    I downloaded all the files from Github & etc, and I’m throwing in the towel after an hour of tinkering.

    *note… I’m currently given to trying the debug app…. is that what we’re supposed to do?

    • Andy Fischer sagt:

      Hey Tim, with the file ‘ofxMidiClockAbletonLinkDebug’ at hand please follow the instructions on top of the post (dated 06.07.2020). In short: Open a Terminal window and enter the command xattr -dr com.apple.quarantine (followed by a space) and drag ‘n drop the binary into the terminal window.
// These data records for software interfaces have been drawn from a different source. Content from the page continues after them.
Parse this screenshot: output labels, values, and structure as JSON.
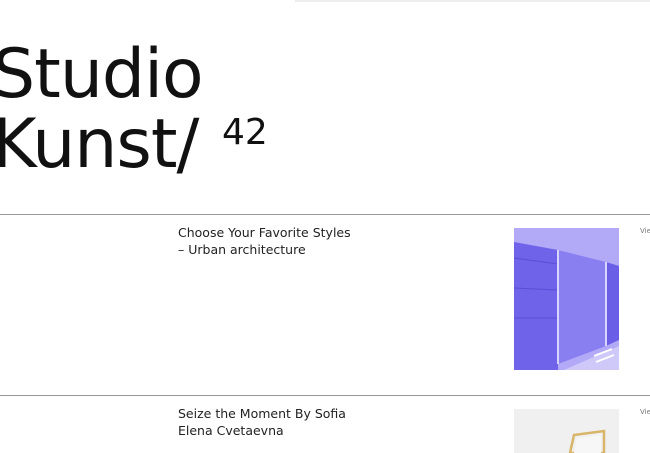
{
  "brand": {
    "line1": "Studio",
    "line2": "Kunst/",
    "number": "42"
  },
  "items": [
    {
      "title_line1": "Choose Your Favorite Styles",
      "title_line2": "– Urban architecture",
      "image": "urban-architecture-image",
      "link": "Vie"
    },
    {
      "title_line1": "Seize the Moment By Sofia",
      "title_line2": "Elena Cvetaevna",
      "image": "frame-image",
      "link": "Vie"
    }
  ],
  "colors": {
    "background": "#ffffff",
    "text": "#111111",
    "rule": "#9a9a9a",
    "accent_purple": "#7b6ef0",
    "image_bg_light": "#f0f0f0"
  }
}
Hit Enter and now you can open the program by double-clicking and it won’t crash.

  10. James T sagt:

    Hi Andy,
    I’ve been looking for a program to do EXACTLY this, amazing work, but please do you have any more detailed instructions on how to get the program running? I’ve followed the current instructions, download Open Framework and ofx. files, but I’m just not a coder and can’t grasp it after spending a few hours trying to learn

    • Andy Fischer sagt:

      Hi James,

      as long as you are on a Mac (I am assuming this since you came here via the VDMX forum) there is no need to compile the software yourself since the binary is included in the repository. Just download/ clone the repository and go to the “bin” folder there you’l find the binary (somethingsomthingDebug). In order to execute it you have to set the quarintine-thing like it’s written on top of the post or as an answer to Timothy (16.10.20). Feel free to contact me if anything is left unclear.

Schreibe einen Kommentar

Deine E-Mail-Adresse wird nicht veröffentlicht. Erforderliche Felder sind mit * markiert.